**PROBLEM TO WORK ON**.
Go through the listing and return every line with "JSON" in it.

*** Opening INFORMATION ***

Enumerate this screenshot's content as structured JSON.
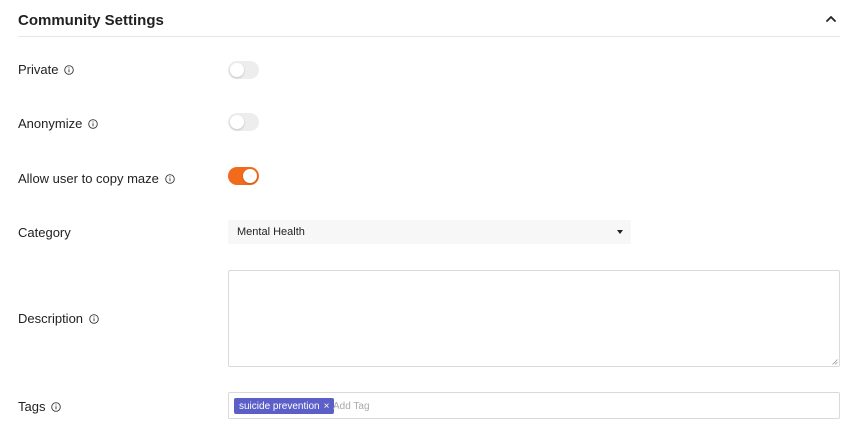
{
  "section": {
    "title": "Community Settings"
  },
  "fields": {
    "private": {
      "label": "Private",
      "enabled": false
    },
    "anonymize": {
      "label": "Anonymize",
      "enabled": false
    },
    "allow_copy": {
      "label": "Allow user to copy maze",
      "enabled": true
    },
    "category": {
      "label": "Category",
      "selected": "Mental Health"
    },
    "description": {
      "label": "Description",
      "value": ""
    },
    "tags": {
      "label": "Tags",
      "items": [
        "suicide prevention"
      ],
      "remove_glyph": "×",
      "placeholder": "Add Tag"
    }
  },
  "colors": {
    "accent": "#f26a1b",
    "tag": "#5b5fc7",
    "toggle_off": "#ededed"
  },
  "icons": {
    "info": "info-circle-icon",
    "collapse": "chevron-up-icon",
    "dropdown": "caret-down-icon",
    "tag_remove": "close-icon"
  }
}
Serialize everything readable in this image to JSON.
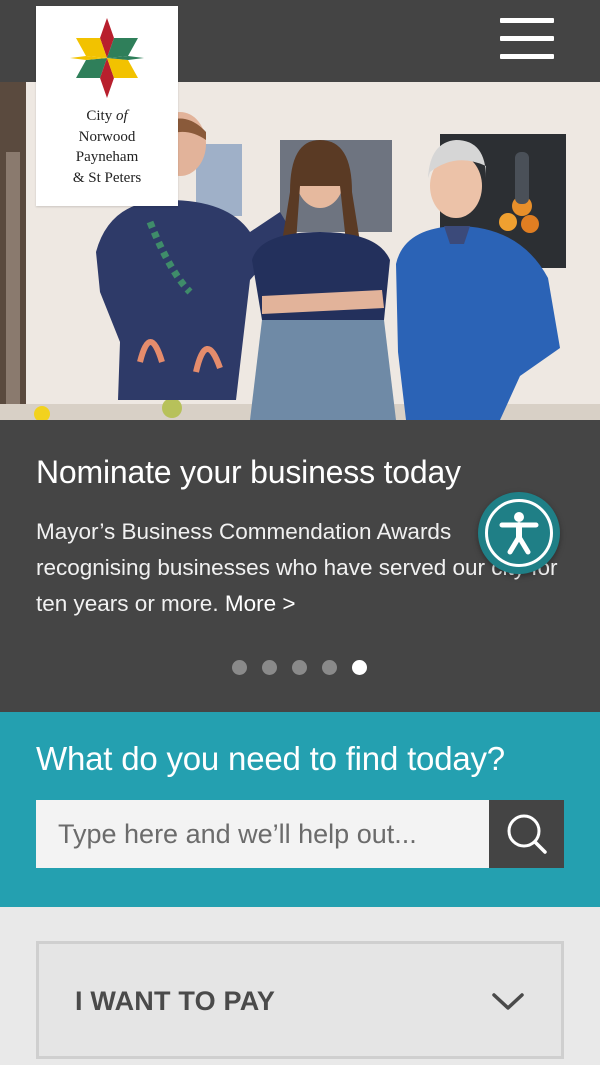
{
  "header": {
    "logo_lines": [
      "City",
      "of",
      "Norwood",
      "Payneham",
      "& St Peters"
    ],
    "menu_icon": "hamburger-menu-icon"
  },
  "hero": {
    "image_description_icon": "hero-photo"
  },
  "slide": {
    "title": "Nominate your business today",
    "description": "Mayor’s Business Commendation Awards recognising businesses who have served our city for ten years or more.",
    "more_link": "More >",
    "slide_count": 5,
    "active_slide": 5
  },
  "accessibility": {
    "icon": "accessibility-icon"
  },
  "search": {
    "title": "What do you need to find today?",
    "placeholder": "Type here and we’ll help out...",
    "value": "",
    "button_icon": "search-icon"
  },
  "accordion": {
    "label": "I WANT TO PAY",
    "icon": "chevron-down-icon"
  },
  "colors": {
    "header_bg": "#444444",
    "slide_bg": "#454545",
    "search_bg": "#24a0b0",
    "accessibility_bg": "#1f7f86",
    "page_bg": "#e9e9e9"
  }
}
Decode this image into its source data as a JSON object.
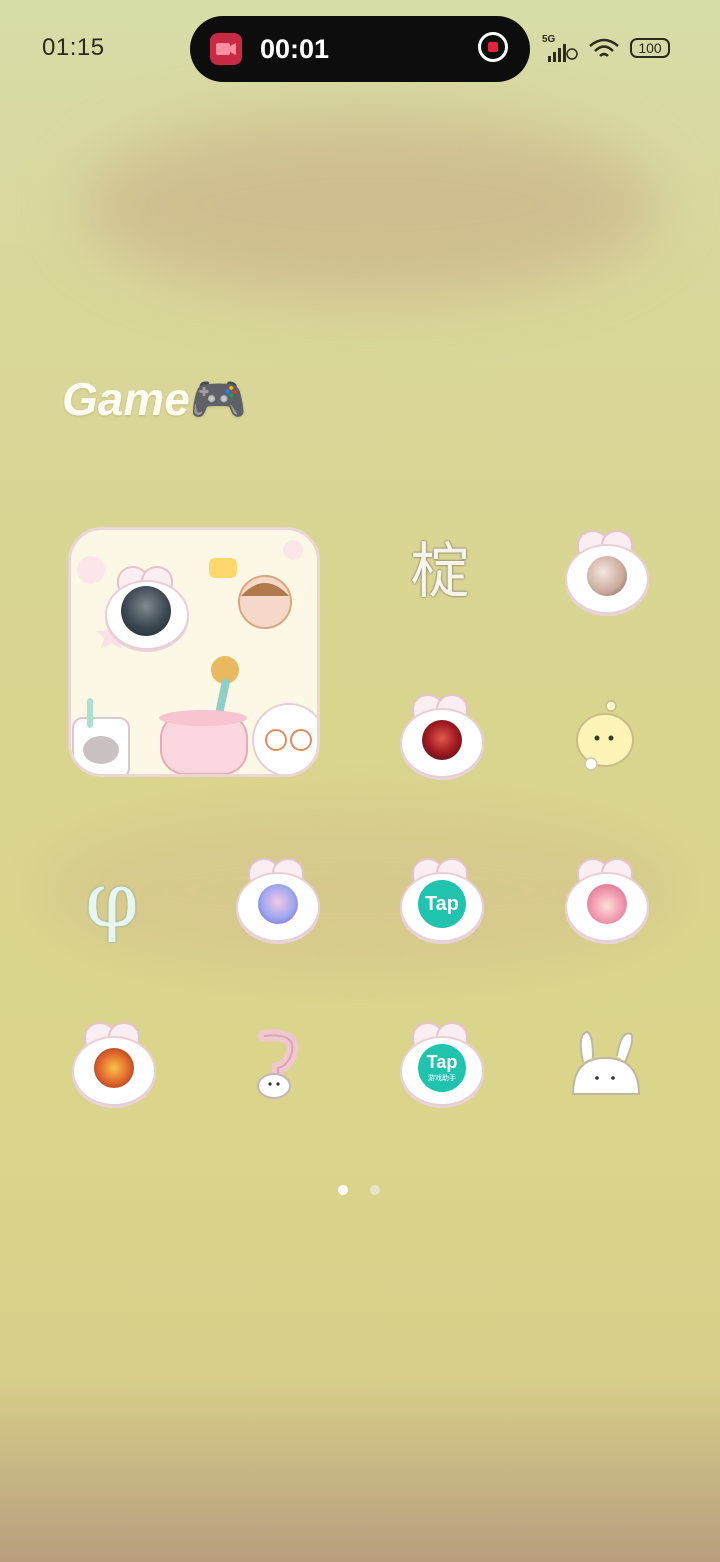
{
  "status_bar": {
    "time": "01:15",
    "recording_time": "00:01",
    "network": "5G",
    "battery": "100"
  },
  "folder": {
    "title": "Game",
    "title_emoji": "🎮"
  },
  "icons": [
    {
      "name": "glyph-app-icon",
      "glyph": "椗"
    },
    {
      "name": "girls-game-icon"
    },
    {
      "name": "red-hero-game-icon"
    },
    {
      "name": "yellow-chick-app-icon"
    },
    {
      "name": "psi-app-icon",
      "glyph": "φ"
    },
    {
      "name": "anime-girl-game-icon"
    },
    {
      "name": "taptap-icon",
      "label": "Tap"
    },
    {
      "name": "pink-hair-game-icon"
    },
    {
      "name": "dragon-game-icon"
    },
    {
      "name": "pink-swirl-app-icon"
    },
    {
      "name": "taptap-helper-icon",
      "label": "Tap",
      "sublabel": "游戏助手"
    },
    {
      "name": "white-bunny-app-icon"
    }
  ],
  "page_indicator": {
    "current": 1,
    "total": 2
  },
  "colors": {
    "pill_bg": "#0d0d0d",
    "record_red": "#e0243c",
    "tap_teal": "#20c4ae",
    "title_white": "#fffdf3"
  }
}
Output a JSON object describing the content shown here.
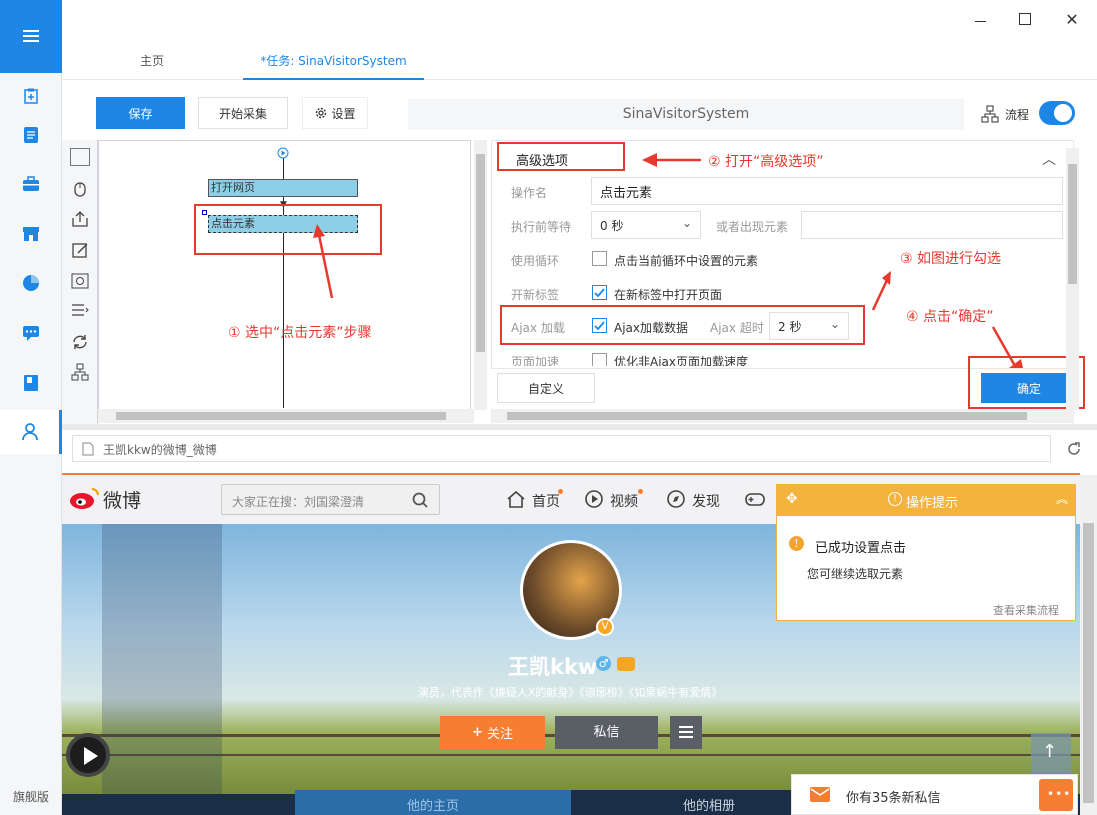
{
  "nav": {
    "edition": "旗舰版"
  },
  "tabs": [
    {
      "label": "主页"
    },
    {
      "label": "*任务: SinaVisitorSystem"
    }
  ],
  "toolbar": {
    "save": "保存",
    "start": "开始采集",
    "settings": "设置",
    "task_name": "SinaVisitorSystem",
    "flow": "流程"
  },
  "flow": {
    "step1": "打开网页",
    "step2": "点击元素"
  },
  "annotations": {
    "a1": "① 选中“点击元素”步骤",
    "a2": "② 打开“高级选项”",
    "a3": "③ 如图进行勾选",
    "a4": "④ 点击“确定”"
  },
  "advanced": {
    "title": "高级选项",
    "op_label": "操作名",
    "op_value": "点击元素",
    "wait_label": "执行前等待",
    "wait_value": "0 秒",
    "or_label": "或者出现元素",
    "loop_label": "使用循环",
    "loop_text": "点击当前循环中设置的元素",
    "newtab_label": "开新标签",
    "newtab_text": "在新标签中打开页面",
    "ajax_label": "Ajax 加载",
    "ajax_text": "Ajax加载数据",
    "timeout_label": "Ajax 超时",
    "timeout_value": "2 秒",
    "speed_label": "页面加速",
    "speed_text": "优化非Ajax页面加载速度",
    "custom": "自定义",
    "ok": "确定"
  },
  "browser": {
    "title": "王凯kkw的微博_微博"
  },
  "weibo": {
    "logo": "微博",
    "search_placeholder": "大家正在搜：刘国梁澄清",
    "nav": [
      "首页",
      "视频",
      "发现"
    ],
    "name": "王凯kkw",
    "bio": "演员，代表作《嫌疑人X的献身》《琅琊榜》《如果蜗牛有爱情》",
    "follow": "关注",
    "message": "私信",
    "tabs": [
      "他的主页",
      "他的相册"
    ],
    "msg_bar": "你有35条新私信"
  },
  "tip": {
    "title": "操作提示",
    "line1": "已成功设置点击",
    "line2": "您可继续选取元素",
    "link": "查看采集流程"
  },
  "colors": {
    "accent": "#1e87e6",
    "annotation": "#e63a2e",
    "tip": "#f4b33d",
    "follow": "#f57e32"
  }
}
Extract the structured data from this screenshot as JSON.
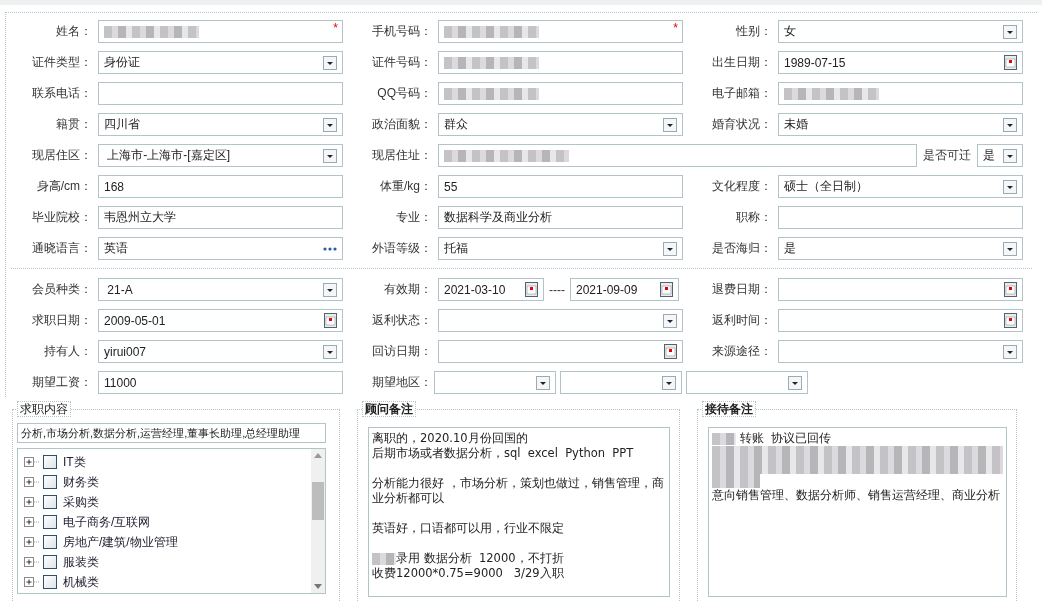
{
  "section1": {
    "rows": [
      [
        {
          "label": "姓名：",
          "kind": "text",
          "redacted": true,
          "required_mark": "*"
        },
        {
          "label": "手机号码：",
          "kind": "text",
          "redacted": true,
          "required_mark": "*"
        },
        {
          "label": "性别：",
          "kind": "select",
          "value": "女"
        }
      ],
      [
        {
          "label": "证件类型：",
          "kind": "select",
          "value": "身份证"
        },
        {
          "label": "证件号码：",
          "kind": "text",
          "redacted": true
        },
        {
          "label": "出生日期：",
          "kind": "date",
          "value": "1989-07-15"
        }
      ],
      [
        {
          "label": "联系电话：",
          "kind": "text"
        },
        {
          "label": "QQ号码：",
          "kind": "text",
          "redacted": true
        },
        {
          "label": "电子邮箱：",
          "kind": "text",
          "redacted": true
        }
      ],
      [
        {
          "label": "籍贯：",
          "kind": "select",
          "value": "四川省"
        },
        {
          "label": "政治面貌：",
          "kind": "select",
          "value": "群众"
        },
        {
          "label": "婚育状况：",
          "kind": "select",
          "value": "未婚"
        }
      ],
      [
        {
          "label": "现居住区：",
          "kind": "select",
          "value": " 上海市-上海市-[嘉定区]"
        },
        {
          "label": "现居住址：",
          "kind": "wide",
          "redacted": true,
          "extra": {
            "label": "是否可迁",
            "kind": "select",
            "value": "是"
          }
        }
      ],
      [
        {
          "label": "身高/cm：",
          "kind": "text",
          "value": "168"
        },
        {
          "label": "体重/kg：",
          "kind": "text",
          "value": "55"
        },
        {
          "label": "文化程度：",
          "kind": "select",
          "value": "硕士（全日制）"
        }
      ],
      [
        {
          "label": "毕业院校：",
          "kind": "text",
          "value": "韦恩州立大学"
        },
        {
          "label": "专业：",
          "kind": "text",
          "value": "数据科学及商业分析"
        },
        {
          "label": "职称：",
          "kind": "text"
        }
      ],
      [
        {
          "label": "通晓语言：",
          "kind": "more",
          "value": "英语"
        },
        {
          "label": "外语等级：",
          "kind": "select",
          "value": "托福"
        },
        {
          "label": "是否海归：",
          "kind": "select",
          "value": "是"
        }
      ]
    ]
  },
  "section2": {
    "rows": [
      [
        {
          "label": "会员种类：",
          "kind": "select",
          "value": " 21-A"
        },
        {
          "label": "有效期：",
          "kind": "range",
          "parts": [
            {
              "kind": "date",
              "value": "2021-03-10"
            },
            {
              "kind": "separator",
              "text": "----"
            },
            {
              "kind": "date",
              "value": "2021-09-09"
            }
          ]
        },
        {
          "label": "退费日期：",
          "kind": "date"
        }
      ],
      [
        {
          "label": "求职日期：",
          "kind": "date",
          "value": "2009-05-01"
        },
        {
          "label": "返利状态：",
          "kind": "select"
        },
        {
          "label": "返利时间：",
          "kind": "date"
        }
      ],
      [
        {
          "label": "持有人：",
          "kind": "select",
          "value": "yirui007"
        },
        {
          "label": "回访日期：",
          "kind": "date"
        },
        {
          "label": "来源途径：",
          "kind": "select"
        }
      ],
      [
        {
          "label": "期望工资：",
          "kind": "text",
          "value": "11000"
        },
        {
          "label": "期望地区：",
          "kind": "multi",
          "parts": [
            {
              "kind": "select"
            },
            {
              "kind": "select"
            },
            {
              "kind": "select"
            }
          ]
        }
      ]
    ]
  },
  "job_intent": {
    "legend": "求职内容",
    "selected_text": "分析,市场分析,数据分析,运营经理,董事长助理,总经理助理",
    "categories": [
      {
        "label": "IT类",
        "checked": false,
        "expanded": false
      },
      {
        "label": "财务类",
        "checked": false,
        "expanded": false
      },
      {
        "label": "采购类",
        "checked": false,
        "expanded": false
      },
      {
        "label": "电子商务/互联网",
        "checked": false,
        "expanded": false
      },
      {
        "label": "房地产/建筑/物业管理",
        "checked": false,
        "expanded": false
      },
      {
        "label": "服装类",
        "checked": false,
        "expanded": false
      },
      {
        "label": "机械类",
        "checked": false,
        "expanded": false
      }
    ]
  },
  "consultant_notes": {
    "legend": "顾问备注",
    "paragraphs": [
      {
        "lines": [
          {
            "text": "离职的，2020.10月份回国的"
          },
          {
            "text": "后期市场或者数据分析，sql  excel  Python  PPT"
          }
        ]
      },
      {
        "lines": [
          {
            "text": "分析能力很好 ，市场分析，策划也做过，销售管理，商"
          },
          {
            "text": "业分析都可以"
          }
        ]
      },
      {
        "lines": [
          {
            "text": "英语好，口语都可以用，行业不限定"
          }
        ]
      },
      {
        "lines": [
          {
            "text": "录用 数据分析  12000，不打折",
            "redacted_prefix": true
          },
          {
            "text": "收费12000*0.75=9000   3/29入职"
          }
        ]
      }
    ]
  },
  "reception_notes": {
    "legend": "接待备注",
    "paragraphs": [
      {
        "lines": [
          {
            "text": " 转账  协议已回传",
            "redacted_prefix": true
          },
          {
            "redacted": true
          },
          {
            "redacted": true
          },
          {
            "redacted": true,
            "short": true
          },
          {
            "text": "意向销售管理、数据分析师、销售运营经理、商业分析"
          }
        ]
      }
    ]
  }
}
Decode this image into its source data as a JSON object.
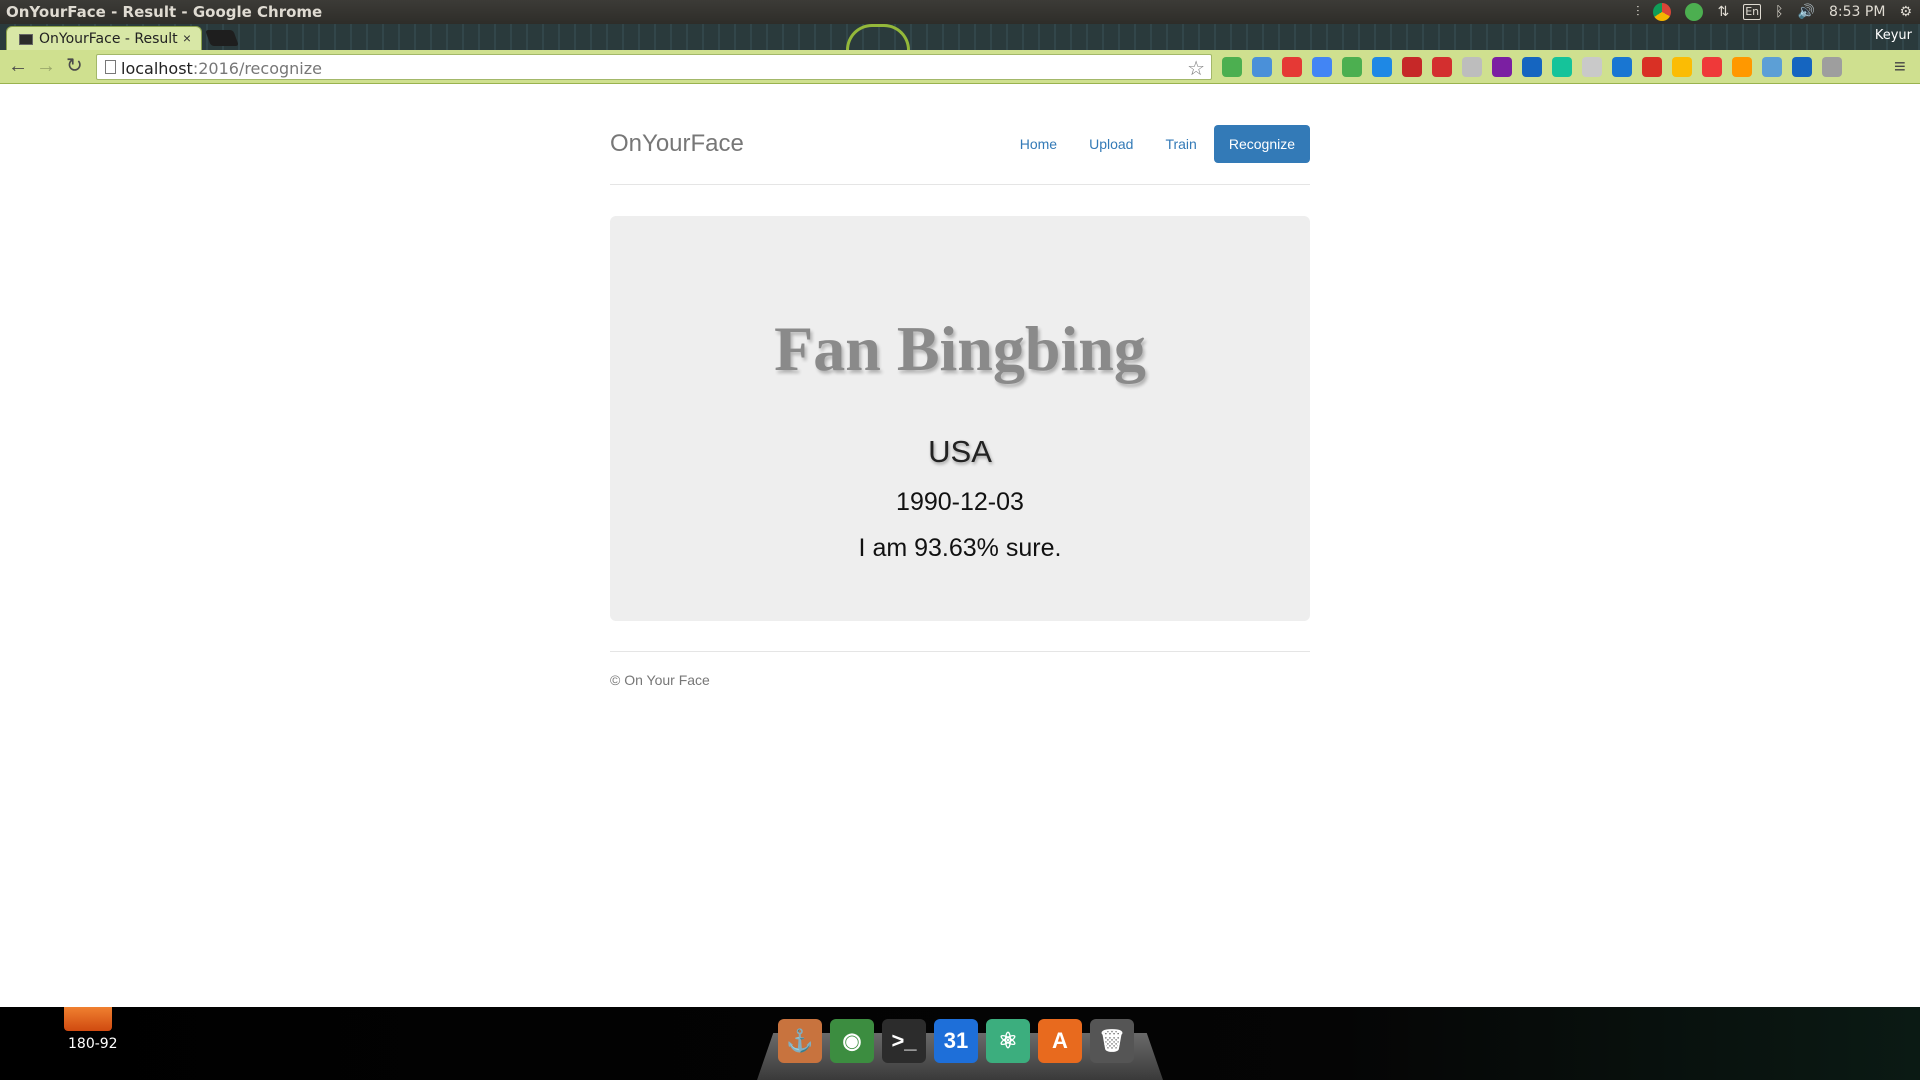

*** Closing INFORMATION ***

**REPLY TO THE TASK**.
Enumerate this screenshot's content as structured JSON.
Serialize everything readable in this image to JSON.
Decode this image into its source data as a JSON object.
Output a JSON object describing the content shown here.
Extract the structured data from this screenshot as JSON.
Decode this image into its source data as a JSON object.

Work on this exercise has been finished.